» WHAT YOU HAVE TO DO:
Every line in the records below with the string "underlineChar" is to be copied out.

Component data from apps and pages
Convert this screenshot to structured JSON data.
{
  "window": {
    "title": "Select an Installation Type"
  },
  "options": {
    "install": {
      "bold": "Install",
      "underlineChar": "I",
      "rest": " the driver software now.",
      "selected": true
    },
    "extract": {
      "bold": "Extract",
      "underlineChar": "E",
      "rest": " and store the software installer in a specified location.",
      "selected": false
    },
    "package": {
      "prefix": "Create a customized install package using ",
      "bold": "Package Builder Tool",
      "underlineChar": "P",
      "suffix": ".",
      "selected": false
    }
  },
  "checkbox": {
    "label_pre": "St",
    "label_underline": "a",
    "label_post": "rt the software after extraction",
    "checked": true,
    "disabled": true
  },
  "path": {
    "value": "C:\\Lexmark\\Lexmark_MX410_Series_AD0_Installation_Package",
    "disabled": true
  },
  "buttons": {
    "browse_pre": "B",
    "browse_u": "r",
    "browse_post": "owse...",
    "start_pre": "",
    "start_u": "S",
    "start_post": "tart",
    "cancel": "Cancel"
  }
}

» WRITTEN ANSWER:
      "underlineChar": "I",
      "underlineChar": "E",
      "underlineChar": "P",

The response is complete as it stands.